It’s one of life’s marvelous ironies: When tragedy strikes, the beauty of humanity is unleashed. Humans have an innate ability to sense when a grieving loved one needs to be picked up. We’ve all been in a situation in which we needed the love and support of those around us. We’ve all helped friends and loved ones through challenging times. But one of the hardest parts about tragedy is that it never gets any easier to handle. We at Evergreen Wellness want to help. Here are some of our ideas about how to help your loved ones through grief.
Presence is the most important thing
Many who can’t decide whether to comfort a grieving loved one are afraid of saying or doing the wrong thing. Although this concern is quite valid, experts say your fears shouldn’t stop you from comforting. Ann Neumann, author of the book The Good Death: An Exploration of Dying in America, wrote in a New York Timesop-ed, “By definition, to offer a condolence is to tell them you suffer with them.” David Brooks, another Times columnist, wrote “Some people think that those who experience trauma need space to sort things through. Assume the opposite. Most people need presence.”
Listening can be more valuable than talking
One of the easiest ways to comfort someone is to speak from experience. We’ve all seen hardships, and the easiest way to conceptualize the pain of others can be to look back on our own trials. But this tactic can backfire. Brooks urges us to avoid comparing our hardships with those of our grieving loved ones. “Each trauma should be respected in its uniqueness. Each story should be heard attentively as its own thing.”

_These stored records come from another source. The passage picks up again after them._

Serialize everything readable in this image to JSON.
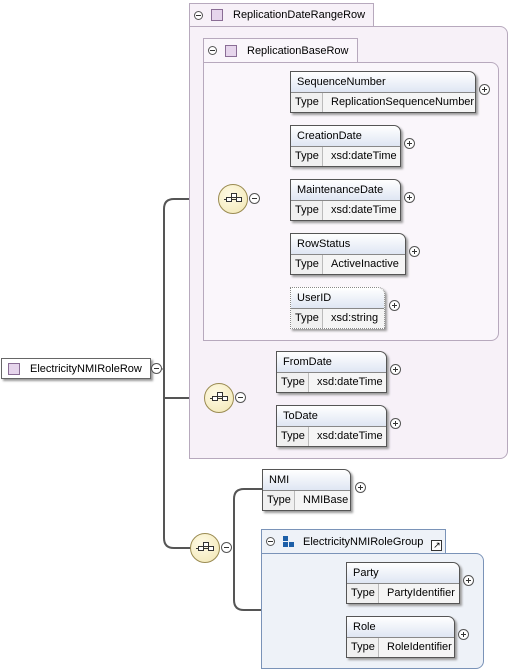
{
  "root": {
    "label": "ElectricityNMIRoleRow"
  },
  "type_label": "Type",
  "groups": {
    "date_range": {
      "label": "ReplicationDateRangeRow"
    },
    "base": {
      "label": "ReplicationBaseRow"
    },
    "role_group": {
      "label": "ElectricityNMIRoleGroup"
    }
  },
  "elements": {
    "sequence_number": {
      "name": "SequenceNumber",
      "type": "ReplicationSequenceNumber"
    },
    "creation_date": {
      "name": "CreationDate",
      "type": "xsd:dateTime"
    },
    "maintenance_date": {
      "name": "MaintenanceDate",
      "type": "xsd:dateTime"
    },
    "row_status": {
      "name": "RowStatus",
      "type": "ActiveInactive"
    },
    "user_id": {
      "name": "UserID",
      "type": "xsd:string"
    },
    "from_date": {
      "name": "FromDate",
      "type": "xsd:dateTime"
    },
    "to_date": {
      "name": "ToDate",
      "type": "xsd:dateTime"
    },
    "nmi": {
      "name": "NMI",
      "type": "NMIBase"
    },
    "party": {
      "name": "Party",
      "type": "PartyIdentifier"
    },
    "role": {
      "name": "Role",
      "type": "RoleIdentifier"
    }
  },
  "icons": [
    "collapse-icon",
    "expand-icon",
    "sequence-icon",
    "element-icon",
    "group-icon",
    "shortcut-arrow-icon"
  ]
}
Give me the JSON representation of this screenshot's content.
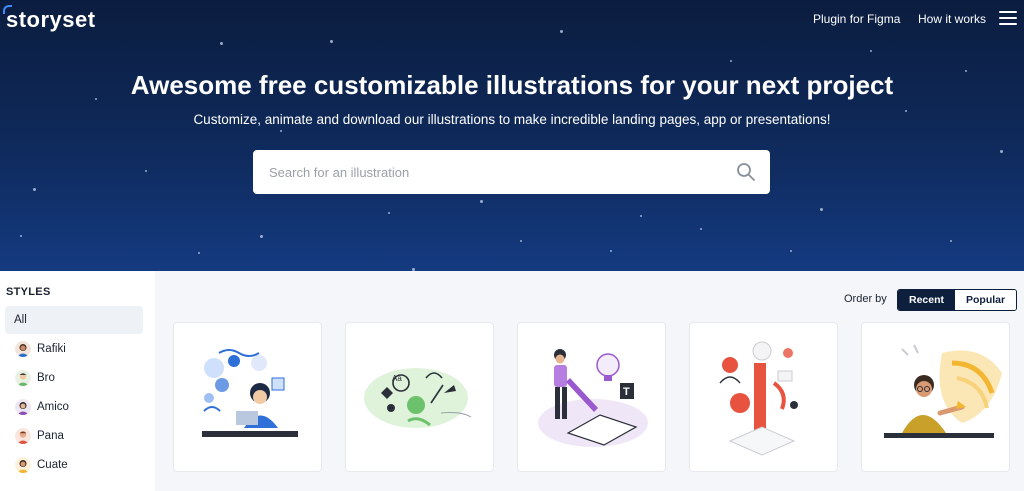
{
  "header": {
    "logo_text": "storyset",
    "nav": {
      "plugin_label": "Plugin for Figma",
      "how_label": "How it works"
    },
    "menu_icon": "hamburger-icon"
  },
  "hero": {
    "title": "Awesome free customizable illustrations for your next project",
    "subtitle": "Customize, animate and download our illustrations to make incredible landing pages, app or presentations!",
    "search": {
      "placeholder": "Search for an illustration",
      "value": "",
      "icon": "search-icon"
    }
  },
  "sidebar": {
    "title": "STYLES",
    "items": [
      {
        "label": "All",
        "active": true
      },
      {
        "label": "Rafiki",
        "active": false
      },
      {
        "label": "Bro",
        "active": false
      },
      {
        "label": "Amico",
        "active": false
      },
      {
        "label": "Pana",
        "active": false
      },
      {
        "label": "Cuate",
        "active": false
      }
    ]
  },
  "toolbar": {
    "order_label": "Order by",
    "options": [
      "Recent",
      "Popular"
    ],
    "selected": "Recent"
  },
  "cards": [
    {
      "name": "woman-at-desk-illustration",
      "accent": "#2f6fd8"
    },
    {
      "name": "creative-doodles-illustration",
      "accent": "#6cc16c"
    },
    {
      "name": "woman-with-pencil-illustration",
      "accent": "#9b59d0"
    },
    {
      "name": "design-tools-illustration",
      "accent": "#e8533f"
    },
    {
      "name": "man-with-idea-illustration",
      "accent": "#f2b631"
    }
  ],
  "colors": {
    "hero_top": "#0b1d3f",
    "hero_bottom": "#143a80",
    "logo_accent": "#3f8bff",
    "button_dark": "#0e1f3d",
    "main_bg": "#f4f6f9"
  }
}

Offer specific help
It can be near impossible to manage your day-to-day responsibilities as you grieve. Tell your bereaved loved one that you will cook them a meal, get them groceries, take care of their pet — anything to take some of the burden off of them. As Neumann wrote, “Don’t just say, ‘Let me know if you need anything.’ Most people will never ask.”
We hope these suggestions will provide some comfort in the event that you or someone you love should suffer a loss. But the most important thing to remember if you find a loved one in need of comfort is that you shouldn’t put too much pressure on yourself to behave any way. Your love and presence are enough.
Disclaimer: This content is for informational purposes only and it is not meant to be relied on as medical advice, diagnosis, or treatment. Consult your physician before starting any exercise or dietary program or taking any other action respecting your health. In case of a medical emergency, call 911.